EXERCISE GOAL
Within the records that follow, find every line containing the string "config". Copy those lines.

[Opening SUPPLIED RECORDS section]

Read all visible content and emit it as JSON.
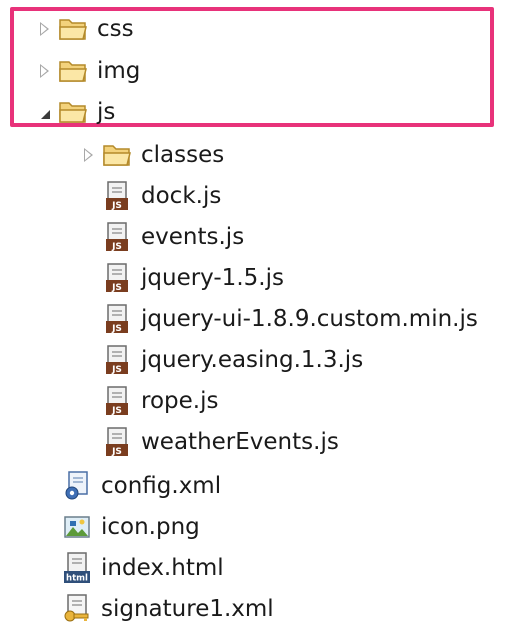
{
  "colors": {
    "highlight_border": "#e8327a",
    "folder": "#e6b84a",
    "js_badge": "#7a3d1f"
  },
  "tree": {
    "folders_top": [
      {
        "label": "css",
        "state": "collapsed",
        "icon": "folder-icon"
      },
      {
        "label": "img",
        "state": "collapsed",
        "icon": "folder-icon"
      },
      {
        "label": "js",
        "state": "expanded",
        "icon": "folder-open-icon"
      }
    ],
    "js_children": [
      {
        "label": "classes",
        "state": "collapsed",
        "icon": "folder-icon"
      },
      {
        "label": "dock.js",
        "icon": "javascript-file-icon"
      },
      {
        "label": "events.js",
        "icon": "javascript-file-icon"
      },
      {
        "label": "jquery-1.5.js",
        "icon": "javascript-file-icon"
      },
      {
        "label": "jquery-ui-1.8.9.custom.min.js",
        "icon": "javascript-file-icon"
      },
      {
        "label": "jquery.easing.1.3.js",
        "icon": "javascript-file-icon"
      },
      {
        "label": "rope.js",
        "icon": "javascript-file-icon"
      },
      {
        "label": "weatherEvents.js",
        "icon": "javascript-file-icon"
      }
    ],
    "root_files": [
      {
        "label": "config.xml",
        "icon": "config-xml-file-icon"
      },
      {
        "label": "icon.png",
        "icon": "image-file-icon"
      },
      {
        "label": "index.html",
        "icon": "html-file-icon"
      },
      {
        "label": "signature1.xml",
        "icon": "signature-xml-file-icon"
      }
    ]
  }
}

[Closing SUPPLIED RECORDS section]

TASK RESPONSE
        "label": "config.xml",
        "icon": "config-xml-file-icon"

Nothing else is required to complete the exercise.